For the first time, there have been whispers among Kenyatta loyalists about changing the constitution to extend his presidency beyond 2022, although few believe that Kenyatta wants a third term.

Rift Valley leaders worry that the split between Kenyatta and Ruto – the governing Jubilee party's two principals – is bad for business. The party, whose parliamentary caucus has not met since the last election, is looking moribund. Several major infrastructure projects in the Rift Valley have stalled.

Early on Monday (24 June), it was announced that four cabinet secretaries were being questioned by police on allegations of threats against Ruto's life.

MAURITANIA: The general's election

It was another victory for military politician General Mohamed Ould Abdel Aziz who has transited from coup-maker, attracting sanctions from both the African Union and European Union, to elected civilian president, sitting at the high tables of international diplomacy.

Now, Gen Abdel Aziz has manoeuvred his protégé and defence minister, Mohamed Ould Cheikh el Ghazouani, into position as his successor. In last week's elections, Ghazouani won the presidency with 52% of the votes, enough to avoid a second round of the poll.

The lead opposition candidates – who did not contest the 2014 polls which re-elected Abdel Aziz – have all cried foul, accusing the electoral commission of bias.

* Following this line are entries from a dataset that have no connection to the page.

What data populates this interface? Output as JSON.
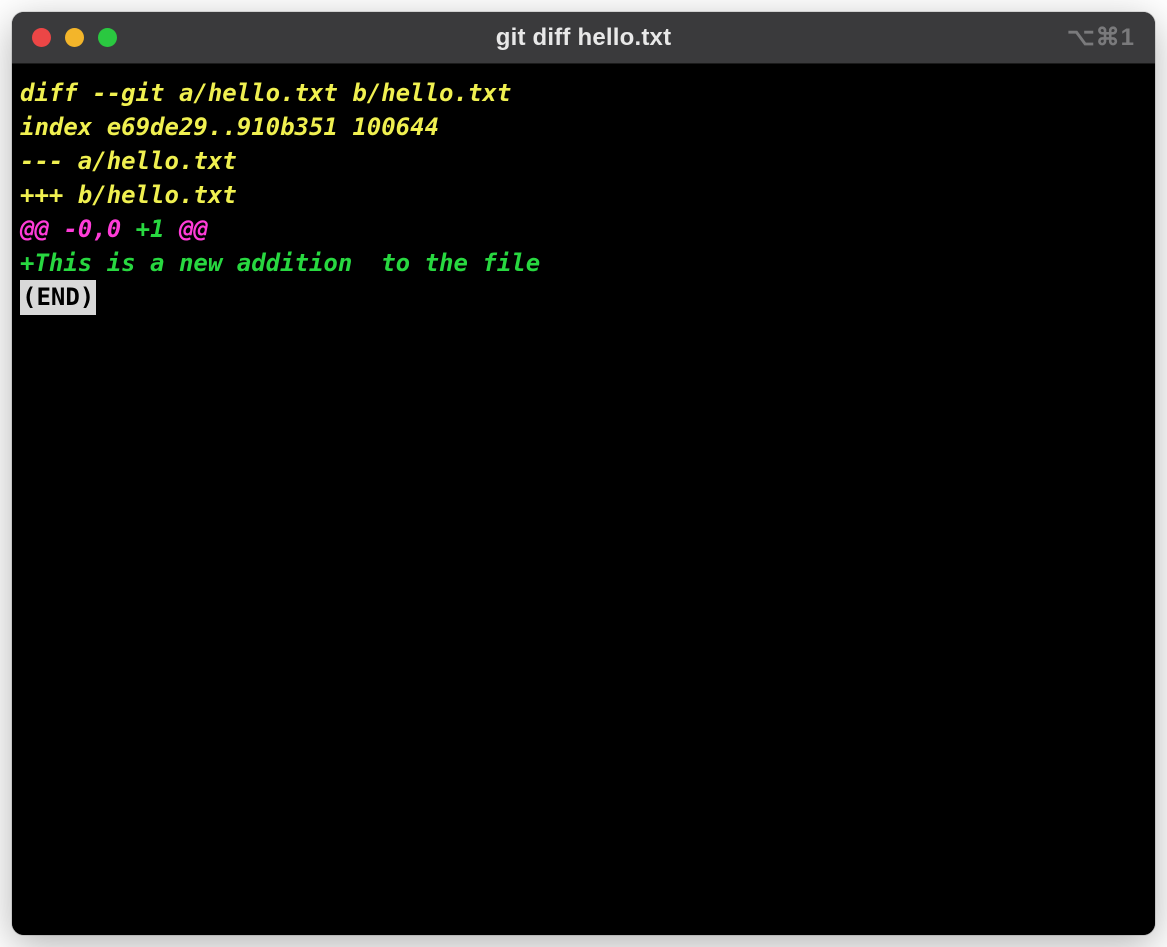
{
  "window": {
    "title": "git diff hello.txt",
    "shortcut": "⌥⌘1"
  },
  "diff": {
    "header1": "diff --git a/hello.txt b/hello.txt",
    "header2": "index e69de29..910b351 100644",
    "header3": "--- a/hello.txt",
    "header4": "+++ b/hello.txt",
    "hunk_at": "@@ -0,0 ",
    "hunk_add": "+1 ",
    "hunk_at2": "@@",
    "addition": "+This is a new addition  to the file",
    "pager_end": "(END)"
  }
}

Anti-slavery campaigner Biram Ould Dah Abeid, who was the main challenger and took 18.5% of the poll, described the result as 'like a coup d'état'. It's hard to see the results being challenged by the constitutional council.

The results should offer encouragement and a warning to the opposition forces, who recently ended an election boycott, that they need to work together. Abeid killed off the idea of a single opposition candidate early on when insisting that he would stand regardless of what rival oppositionists did.

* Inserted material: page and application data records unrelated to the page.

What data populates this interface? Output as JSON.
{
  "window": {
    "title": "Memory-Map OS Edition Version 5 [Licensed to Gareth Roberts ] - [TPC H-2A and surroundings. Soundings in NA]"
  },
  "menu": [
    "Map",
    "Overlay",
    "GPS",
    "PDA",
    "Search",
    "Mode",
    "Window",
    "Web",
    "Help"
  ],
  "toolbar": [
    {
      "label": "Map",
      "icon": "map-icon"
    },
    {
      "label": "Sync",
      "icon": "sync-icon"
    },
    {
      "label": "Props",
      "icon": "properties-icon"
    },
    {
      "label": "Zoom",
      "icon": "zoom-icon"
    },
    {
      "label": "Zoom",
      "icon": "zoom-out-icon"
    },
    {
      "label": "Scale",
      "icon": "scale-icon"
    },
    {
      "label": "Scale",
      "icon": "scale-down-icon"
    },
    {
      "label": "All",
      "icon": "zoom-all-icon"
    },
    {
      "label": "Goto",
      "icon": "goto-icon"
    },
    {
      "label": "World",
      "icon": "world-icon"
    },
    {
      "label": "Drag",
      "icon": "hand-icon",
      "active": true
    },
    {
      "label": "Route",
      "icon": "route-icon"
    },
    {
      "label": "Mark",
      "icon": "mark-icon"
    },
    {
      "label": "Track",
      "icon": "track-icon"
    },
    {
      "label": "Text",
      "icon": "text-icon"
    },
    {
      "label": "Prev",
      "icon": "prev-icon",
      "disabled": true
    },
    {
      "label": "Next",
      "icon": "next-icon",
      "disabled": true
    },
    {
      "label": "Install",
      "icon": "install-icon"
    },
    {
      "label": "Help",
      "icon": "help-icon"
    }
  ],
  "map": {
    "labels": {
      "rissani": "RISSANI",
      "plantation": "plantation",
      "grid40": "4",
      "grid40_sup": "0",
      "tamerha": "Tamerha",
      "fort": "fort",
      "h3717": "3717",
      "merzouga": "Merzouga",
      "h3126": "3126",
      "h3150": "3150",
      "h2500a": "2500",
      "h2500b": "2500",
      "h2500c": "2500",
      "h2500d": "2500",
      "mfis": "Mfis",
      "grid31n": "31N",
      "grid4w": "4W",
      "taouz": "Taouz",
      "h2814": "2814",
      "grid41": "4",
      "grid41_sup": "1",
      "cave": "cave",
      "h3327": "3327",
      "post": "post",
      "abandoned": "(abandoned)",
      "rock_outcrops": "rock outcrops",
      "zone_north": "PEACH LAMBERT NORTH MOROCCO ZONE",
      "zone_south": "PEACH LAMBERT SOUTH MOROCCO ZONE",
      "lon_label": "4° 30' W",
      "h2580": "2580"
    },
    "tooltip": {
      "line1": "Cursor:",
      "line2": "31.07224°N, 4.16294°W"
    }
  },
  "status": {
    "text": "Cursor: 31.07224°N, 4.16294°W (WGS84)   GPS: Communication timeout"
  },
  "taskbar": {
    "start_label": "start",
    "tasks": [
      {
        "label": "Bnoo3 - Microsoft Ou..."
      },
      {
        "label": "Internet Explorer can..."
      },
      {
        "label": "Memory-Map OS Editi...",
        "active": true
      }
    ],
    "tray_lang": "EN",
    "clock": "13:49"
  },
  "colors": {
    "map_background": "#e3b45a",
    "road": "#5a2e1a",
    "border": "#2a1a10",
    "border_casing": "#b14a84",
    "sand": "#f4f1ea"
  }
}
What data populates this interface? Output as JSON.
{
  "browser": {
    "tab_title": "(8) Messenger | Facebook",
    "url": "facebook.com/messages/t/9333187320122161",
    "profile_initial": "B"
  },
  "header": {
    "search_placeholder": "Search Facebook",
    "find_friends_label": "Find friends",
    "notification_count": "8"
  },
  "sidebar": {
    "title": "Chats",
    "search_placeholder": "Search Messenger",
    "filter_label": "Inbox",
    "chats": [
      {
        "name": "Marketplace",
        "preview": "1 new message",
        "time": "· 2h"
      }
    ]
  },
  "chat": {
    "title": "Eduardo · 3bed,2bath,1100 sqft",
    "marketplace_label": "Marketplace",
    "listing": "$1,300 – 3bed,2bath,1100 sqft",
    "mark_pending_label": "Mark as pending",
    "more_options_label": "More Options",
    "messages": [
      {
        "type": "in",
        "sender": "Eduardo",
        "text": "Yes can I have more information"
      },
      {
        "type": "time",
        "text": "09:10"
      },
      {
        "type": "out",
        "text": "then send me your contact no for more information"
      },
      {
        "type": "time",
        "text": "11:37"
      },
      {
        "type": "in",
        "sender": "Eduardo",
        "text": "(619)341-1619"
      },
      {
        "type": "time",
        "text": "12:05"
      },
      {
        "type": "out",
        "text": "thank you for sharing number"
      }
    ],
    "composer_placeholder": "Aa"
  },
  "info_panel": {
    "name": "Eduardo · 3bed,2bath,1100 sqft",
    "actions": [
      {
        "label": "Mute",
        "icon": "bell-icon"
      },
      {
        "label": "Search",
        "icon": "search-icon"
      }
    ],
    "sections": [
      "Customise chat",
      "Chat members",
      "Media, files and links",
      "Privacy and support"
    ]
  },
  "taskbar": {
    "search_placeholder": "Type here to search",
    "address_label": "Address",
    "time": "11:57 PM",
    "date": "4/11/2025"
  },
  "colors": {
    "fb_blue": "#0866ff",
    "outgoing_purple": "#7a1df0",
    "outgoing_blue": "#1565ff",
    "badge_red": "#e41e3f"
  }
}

FIFA: CAF-kaesque

The Confederation of African Football (CAF) has again found itself in the spotlight for the wrong reasons, as its flagship tournament began in Egypt, with its President Ahmad Ahmad suspended pending a corruption probe. FIFA Secretary General Fatma Samoura has been appointed 'Fifa General Delegate for Africa' for six months in a bid to improve governance on the continent.

The Malagasy Ahmad faces a probe into the handling of previous Africa Cup of Nations tournaments, and the role of France-based Tactical Steel, which has become a key supplier of equipment to CAF.

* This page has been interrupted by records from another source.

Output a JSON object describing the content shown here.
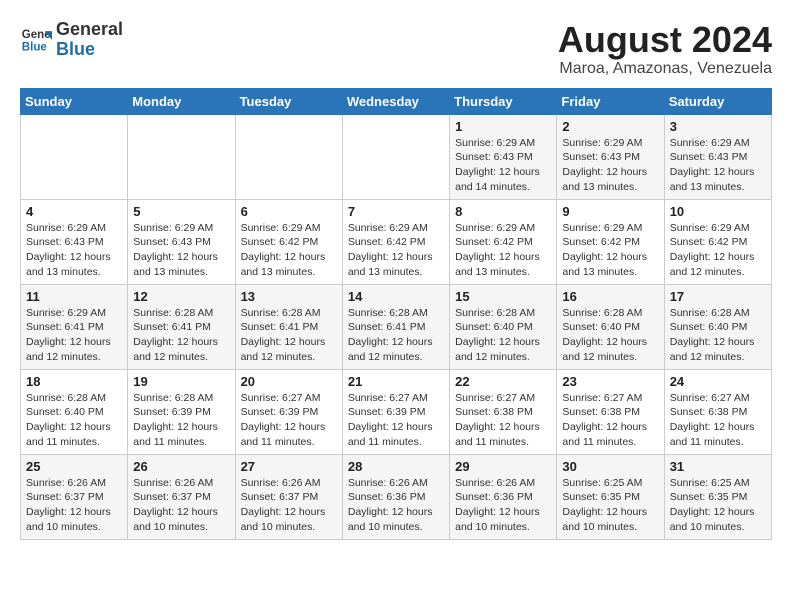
{
  "logo": {
    "general": "General",
    "blue": "Blue"
  },
  "title": "August 2024",
  "subtitle": "Maroa, Amazonas, Venezuela",
  "days_of_week": [
    "Sunday",
    "Monday",
    "Tuesday",
    "Wednesday",
    "Thursday",
    "Friday",
    "Saturday"
  ],
  "weeks": [
    [
      {
        "day": "",
        "info": ""
      },
      {
        "day": "",
        "info": ""
      },
      {
        "day": "",
        "info": ""
      },
      {
        "day": "",
        "info": ""
      },
      {
        "day": "1",
        "info": "Sunrise: 6:29 AM\nSunset: 6:43 PM\nDaylight: 12 hours\nand 14 minutes."
      },
      {
        "day": "2",
        "info": "Sunrise: 6:29 AM\nSunset: 6:43 PM\nDaylight: 12 hours\nand 13 minutes."
      },
      {
        "day": "3",
        "info": "Sunrise: 6:29 AM\nSunset: 6:43 PM\nDaylight: 12 hours\nand 13 minutes."
      }
    ],
    [
      {
        "day": "4",
        "info": "Sunrise: 6:29 AM\nSunset: 6:43 PM\nDaylight: 12 hours\nand 13 minutes."
      },
      {
        "day": "5",
        "info": "Sunrise: 6:29 AM\nSunset: 6:43 PM\nDaylight: 12 hours\nand 13 minutes."
      },
      {
        "day": "6",
        "info": "Sunrise: 6:29 AM\nSunset: 6:42 PM\nDaylight: 12 hours\nand 13 minutes."
      },
      {
        "day": "7",
        "info": "Sunrise: 6:29 AM\nSunset: 6:42 PM\nDaylight: 12 hours\nand 13 minutes."
      },
      {
        "day": "8",
        "info": "Sunrise: 6:29 AM\nSunset: 6:42 PM\nDaylight: 12 hours\nand 13 minutes."
      },
      {
        "day": "9",
        "info": "Sunrise: 6:29 AM\nSunset: 6:42 PM\nDaylight: 12 hours\nand 13 minutes."
      },
      {
        "day": "10",
        "info": "Sunrise: 6:29 AM\nSunset: 6:42 PM\nDaylight: 12 hours\nand 12 minutes."
      }
    ],
    [
      {
        "day": "11",
        "info": "Sunrise: 6:29 AM\nSunset: 6:41 PM\nDaylight: 12 hours\nand 12 minutes."
      },
      {
        "day": "12",
        "info": "Sunrise: 6:28 AM\nSunset: 6:41 PM\nDaylight: 12 hours\nand 12 minutes."
      },
      {
        "day": "13",
        "info": "Sunrise: 6:28 AM\nSunset: 6:41 PM\nDaylight: 12 hours\nand 12 minutes."
      },
      {
        "day": "14",
        "info": "Sunrise: 6:28 AM\nSunset: 6:41 PM\nDaylight: 12 hours\nand 12 minutes."
      },
      {
        "day": "15",
        "info": "Sunrise: 6:28 AM\nSunset: 6:40 PM\nDaylight: 12 hours\nand 12 minutes."
      },
      {
        "day": "16",
        "info": "Sunrise: 6:28 AM\nSunset: 6:40 PM\nDaylight: 12 hours\nand 12 minutes."
      },
      {
        "day": "17",
        "info": "Sunrise: 6:28 AM\nSunset: 6:40 PM\nDaylight: 12 hours\nand 12 minutes."
      }
    ],
    [
      {
        "day": "18",
        "info": "Sunrise: 6:28 AM\nSunset: 6:40 PM\nDaylight: 12 hours\nand 11 minutes."
      },
      {
        "day": "19",
        "info": "Sunrise: 6:28 AM\nSunset: 6:39 PM\nDaylight: 12 hours\nand 11 minutes."
      },
      {
        "day": "20",
        "info": "Sunrise: 6:27 AM\nSunset: 6:39 PM\nDaylight: 12 hours\nand 11 minutes."
      },
      {
        "day": "21",
        "info": "Sunrise: 6:27 AM\nSunset: 6:39 PM\nDaylight: 12 hours\nand 11 minutes."
      },
      {
        "day": "22",
        "info": "Sunrise: 6:27 AM\nSunset: 6:38 PM\nDaylight: 12 hours\nand 11 minutes."
      },
      {
        "day": "23",
        "info": "Sunrise: 6:27 AM\nSunset: 6:38 PM\nDaylight: 12 hours\nand 11 minutes."
      },
      {
        "day": "24",
        "info": "Sunrise: 6:27 AM\nSunset: 6:38 PM\nDaylight: 12 hours\nand 11 minutes."
      }
    ],
    [
      {
        "day": "25",
        "info": "Sunrise: 6:26 AM\nSunset: 6:37 PM\nDaylight: 12 hours\nand 10 minutes."
      },
      {
        "day": "26",
        "info": "Sunrise: 6:26 AM\nSunset: 6:37 PM\nDaylight: 12 hours\nand 10 minutes."
      },
      {
        "day": "27",
        "info": "Sunrise: 6:26 AM\nSunset: 6:37 PM\nDaylight: 12 hours\nand 10 minutes."
      },
      {
        "day": "28",
        "info": "Sunrise: 6:26 AM\nSunset: 6:36 PM\nDaylight: 12 hours\nand 10 minutes."
      },
      {
        "day": "29",
        "info": "Sunrise: 6:26 AM\nSunset: 6:36 PM\nDaylight: 12 hours\nand 10 minutes."
      },
      {
        "day": "30",
        "info": "Sunrise: 6:25 AM\nSunset: 6:35 PM\nDaylight: 12 hours\nand 10 minutes."
      },
      {
        "day": "31",
        "info": "Sunrise: 6:25 AM\nSunset: 6:35 PM\nDaylight: 12 hours\nand 10 minutes."
      }
    ]
  ]
}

While deeply embarrassing for the CAF – Samoura's appointment was announced the day before the start of AfCON – the move also exposes a rift within football's governing bodies. European governing body, UEFA, opposed FIFA's decision.

SOUTH AFRICA: Eskom too big to fail

President Cyril Ramaphosa doubled down on the importance of saving power utility Eskom in his first post-election State of the Union speech on 20 June, promising a 230 billion rand ($16 billion) support package. 'Eskom is too vital to our economy to be allowed to fail,' he said.

The money will be included in an emergency appropriations bill that the government hopes Parliament will pass in August.

Economic observers and markets appear to have been pacified by Ramaphosa's first State of the Union since May's elections – the main message of which was firing up an economy on the brink of recession. The struggling rand posted a modest gain against the dollar in the hours after the speech. But it's only a temporary respite.


SUDAN: Students and rights groups plan big protest on 30 June to push the military to hand power to civilian council

NIGERIA: Gaining power, central bank governor Emefiele announces a season of bank consolidation and reorganisation

SENEGAL: President Macky Sall's brother Aliou steps down after revelations over oil company payments